9 Shoot first, keep shooting, don’t bother asking questions.

Comments

  1. January 19, 2018ADifferentAnonymous said...

    So the carriers are good against Enemyistan. They're good against China. But there's one more challenge. Would they be good against America?

    That is, how would the carrier fare in a hypothetical approximately symmetrical great-power war with current technology? (Probably with the assumption that the sides get time to design and build ships for symmetrical war, rather than the current USN facing a copy of itself) Would it still be the primary weapon at sea, or would its planes be reduced to spotting for the missile ship groups that could actually launch the kind of salvo you need? Or something else?

  2. January 19, 2018bean said...

    That's a good question, and one I'm not quite sure about. Really symmetrical situations at sea are somewhere between unusual and unknown. (The only case I'm coming up with is Japan vs the US in the Pacific, and tech has changed a lot since then.) If surface warfare is our main concern, it is possible we'd see something of a return to the doctrines of the 30s, where the carrier is support for the surface fleet. But the big advantage of a carrier is that it's really good at power projection ashore, and any great power is going to have to balance that against the hot-war role. What gets built probably depends heavily on how those two get balanced.

  3. March 05, 2018Levantine said...

    OK, it is March 5. and there's a newly published article that covers the above discussed topic, and provides a countering view: at the moment of writing these lines I'm yet to read it:

    http://www.unz.com/article/the-implications-of-russias-new-weapons/

  4. March 05, 2018bean said...

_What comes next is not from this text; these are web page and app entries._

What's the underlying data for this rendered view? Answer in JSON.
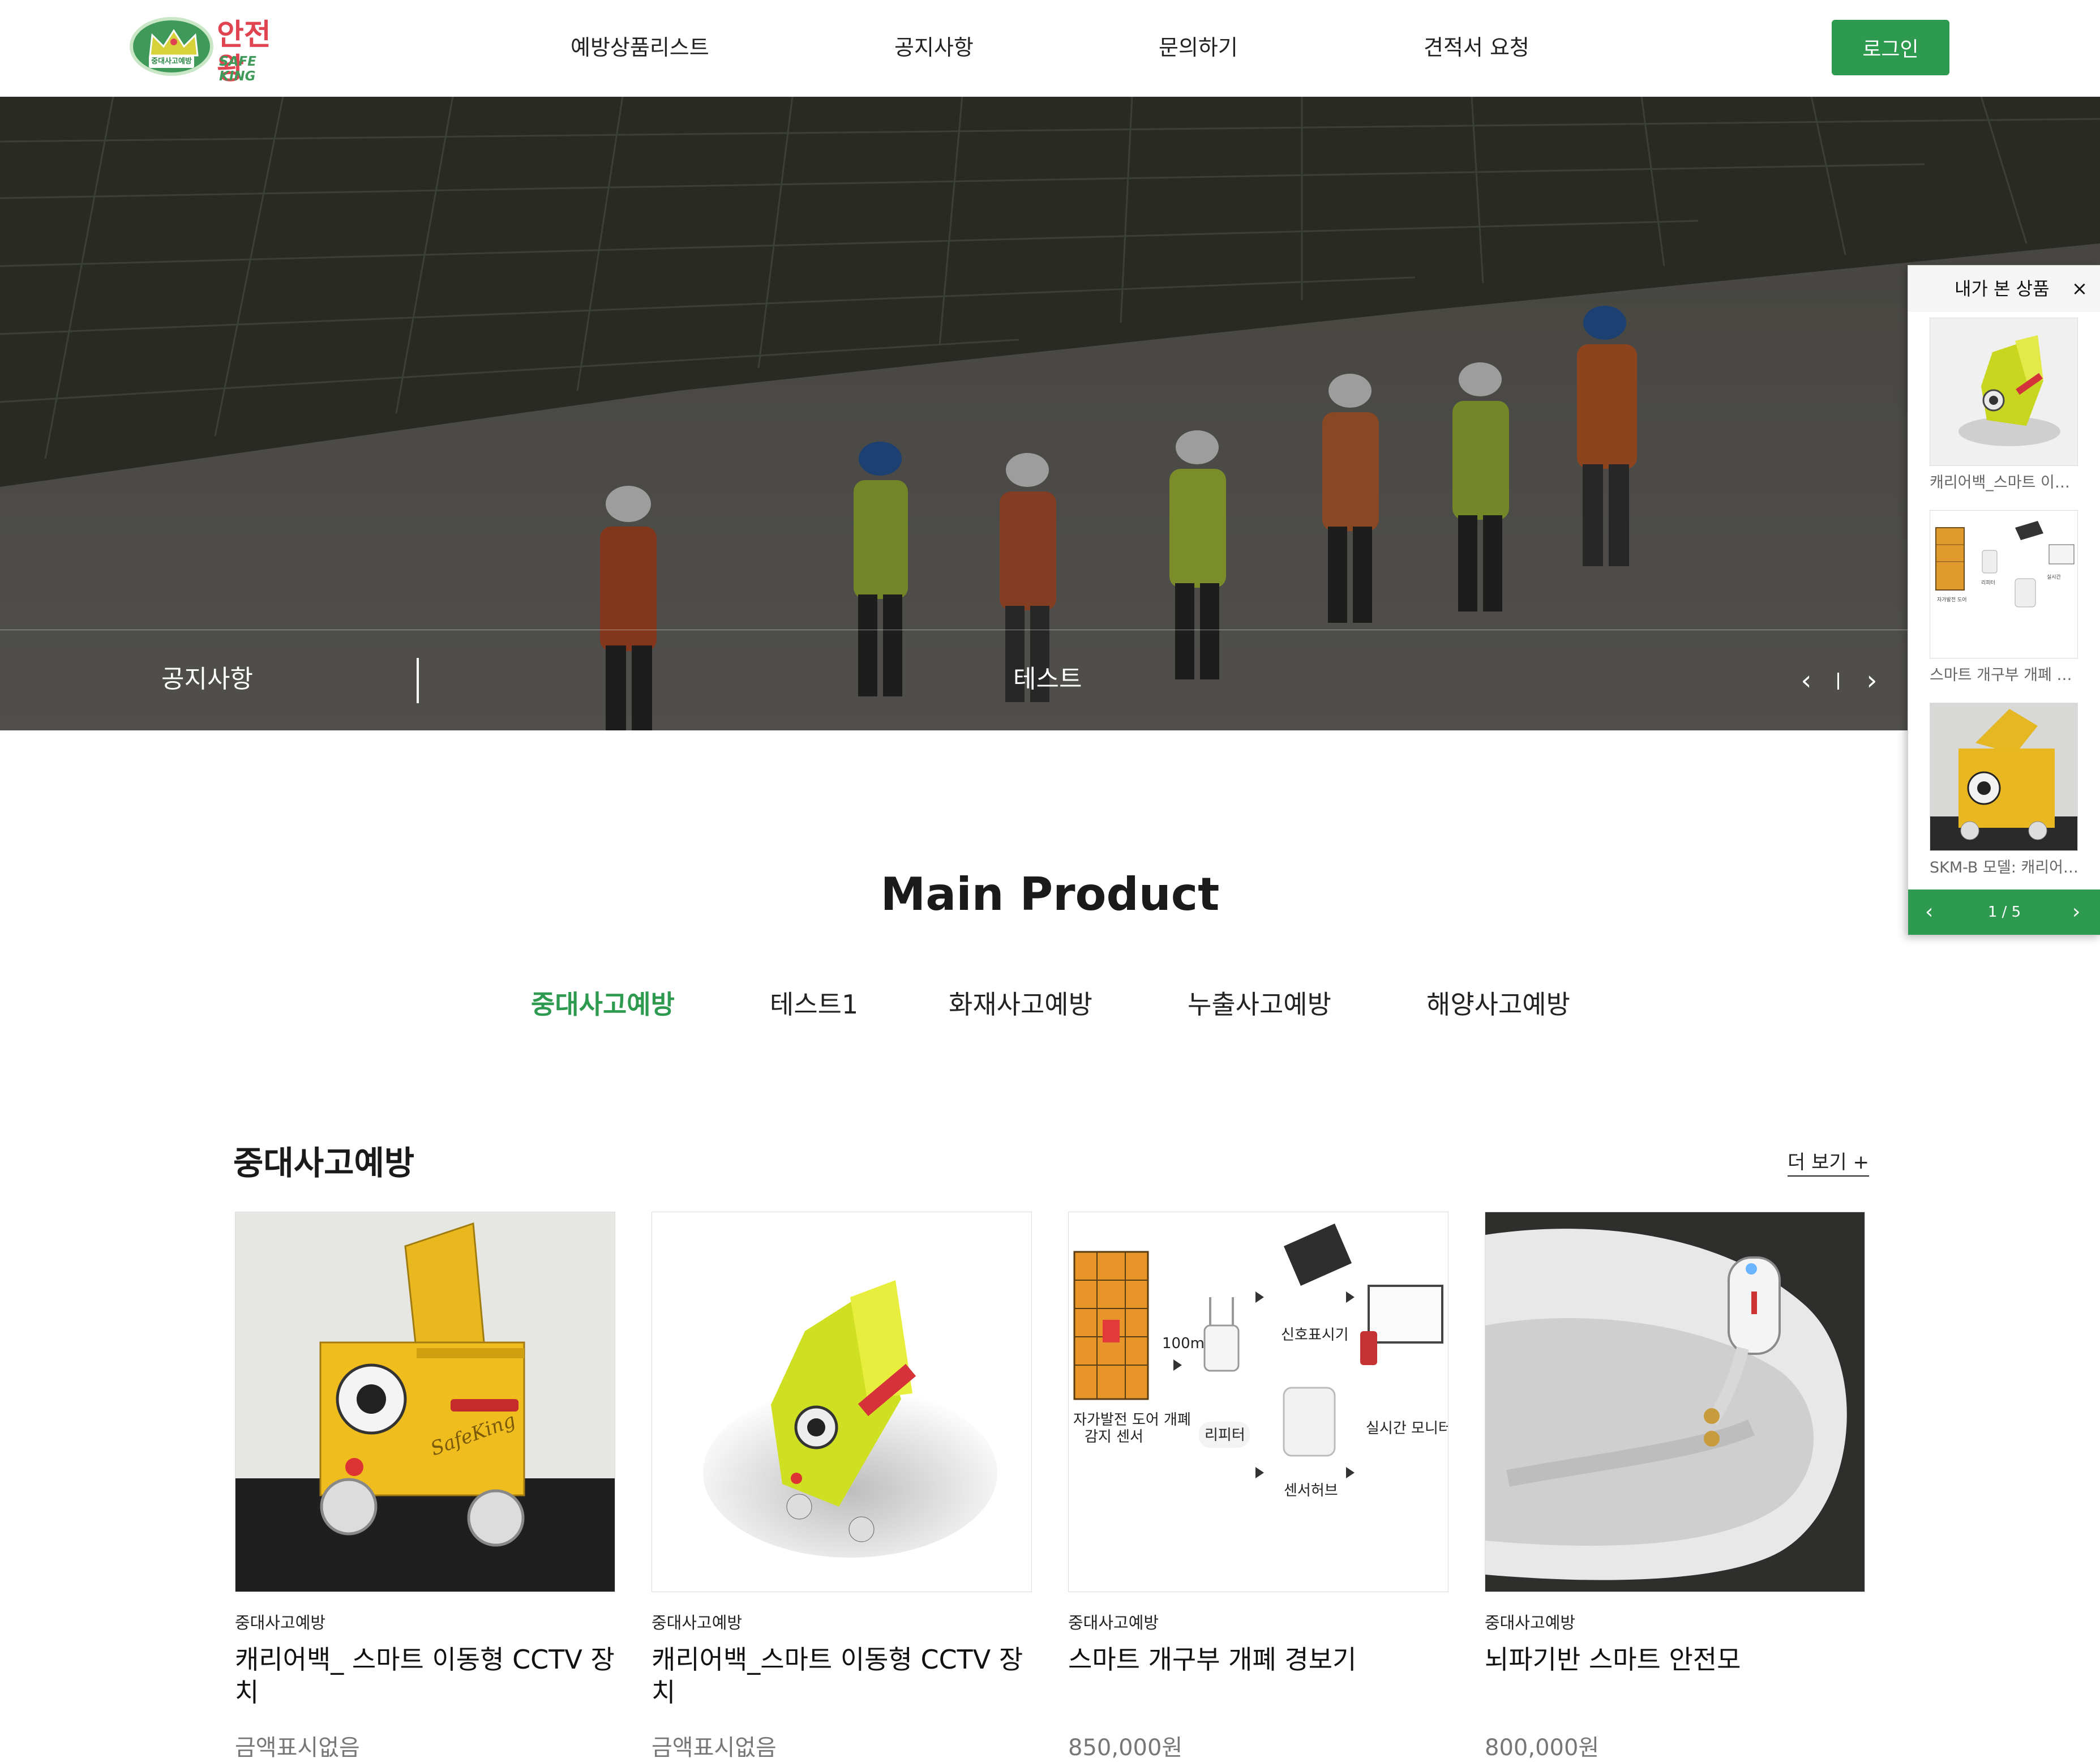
{
  "header": {
    "logo": {
      "kr": "안전왕",
      "en": "SAFE KING",
      "badge": "중대사고예방"
    },
    "nav": [
      "예방상품리스트",
      "공지사항",
      "문의하기",
      "견적서 요청"
    ],
    "login_label": "로그인"
  },
  "hero": {
    "notice_label": "공지사항",
    "notice_text": "테스트",
    "prev": "‹",
    "next": "›"
  },
  "recent": {
    "title": "내가 본 상품",
    "close": "×",
    "items": [
      {
        "name": "캐리어백_스마트 이동형 CCTV 장치"
      },
      {
        "name": "스마트 개구부 개폐 경보기"
      },
      {
        "name": "SKM-B 모델: 캐리어백 스마트 이동형 CCTV 장치"
      }
    ],
    "pager": {
      "prev": "‹",
      "count": "1 / 5",
      "next": "›"
    }
  },
  "main": {
    "title": "Main Product",
    "tabs": [
      "중대사고예방",
      "테스트1",
      "화재사고예방",
      "누출사고예방",
      "해양사고예방"
    ],
    "active_tab": "중대사고예방",
    "section_title": "중대사고예방",
    "more": "더 보기 +"
  },
  "products": [
    {
      "category": "중대사고예방",
      "name": "캐리어백_ 스마트 이동형 CCTV 장치",
      "price": "금액표시없음"
    },
    {
      "category": "중대사고예방",
      "name": "캐리어백_스마트 이동형 CCTV 장치",
      "price": "금액표시없음"
    },
    {
      "category": "중대사고예방",
      "name": "스마트 개구부 개폐 경보기",
      "price": "850,000원"
    },
    {
      "category": "중대사고예방",
      "name": "뇌파기반 스마트 안전모",
      "price": "800,000원"
    }
  ],
  "product2_diagram": {
    "labels": [
      "자가발전 도어 개폐\n감지 센서",
      "100m",
      "리피터",
      "신호표시기",
      "센서허브",
      "실시간 모니터링"
    ]
  },
  "product1_brand": "SafeKing",
  "colors": {
    "accent": "#2e9a4f",
    "logo_red": "#e04450"
  }
}
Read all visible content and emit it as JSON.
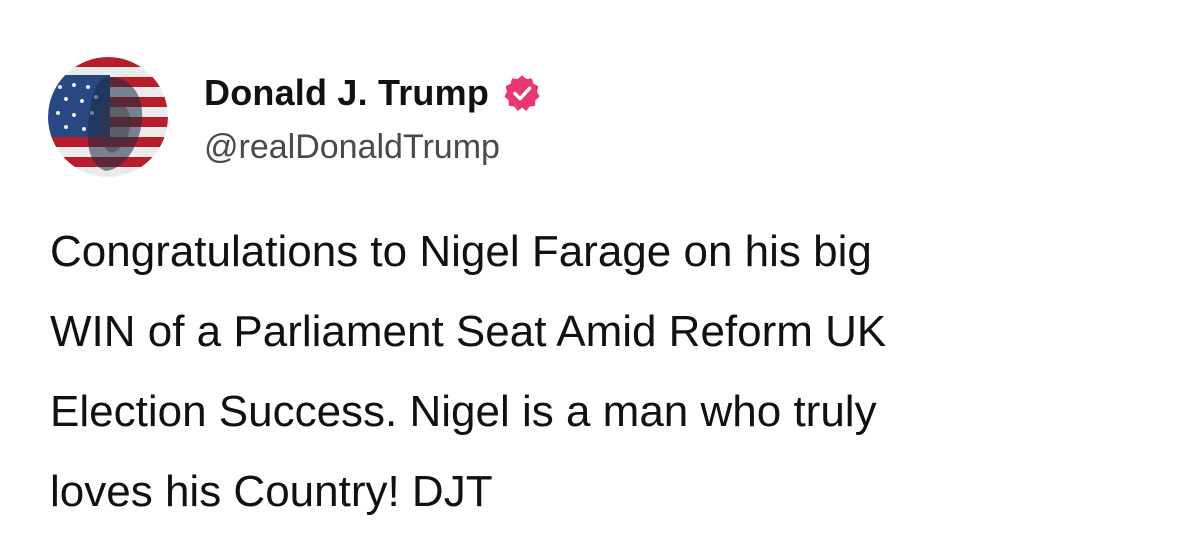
{
  "post": {
    "author": {
      "display_name": "Donald J. Trump",
      "handle": "@realDonaldTrump",
      "avatar_icon": "avatar-flag-portrait",
      "verified_icon": "verified-badge-icon",
      "verified_color": "#e8386d"
    },
    "text_lines": [
      "Congratulations to Nigel Farage on his big",
      "WIN of a Parliament Seat Amid Reform UK",
      "Election Success. Nigel is a man who truly",
      "loves his Country! DJT"
    ]
  }
}
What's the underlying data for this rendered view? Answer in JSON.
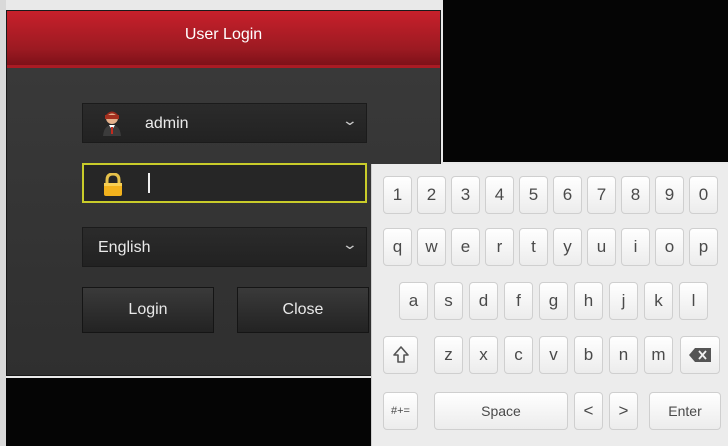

    I intend to write an analysis of Putin's announcement, although it might be a few days. I'm strongly of the opinion that the "revolution" is nothing of the sort, and that he's bluffing in hopes of stampeding us into doing something stupid. Let's just say that the authors of most of the articles spewing doom do not have a good grounding in nuclear weapons history and theory. (Anyone who fails to mention Skybolt and FOBS is not worth listening to.) Re the air-launch Iskandar specifically, I stand behind this post 100%. It's not a game-changer. It's a air-launched ballistic missile, with all the drawbacks of other ASBMs. Calling it "maneuverable" does not change the laws of physics.

Comments from SlateStarCodex:

Leave a comment

All comments are reviewed before being displayed.


Name (required):


E-mail (required, will not be published):

Website:

You can use Markdown in comments!


Enter value: Captcha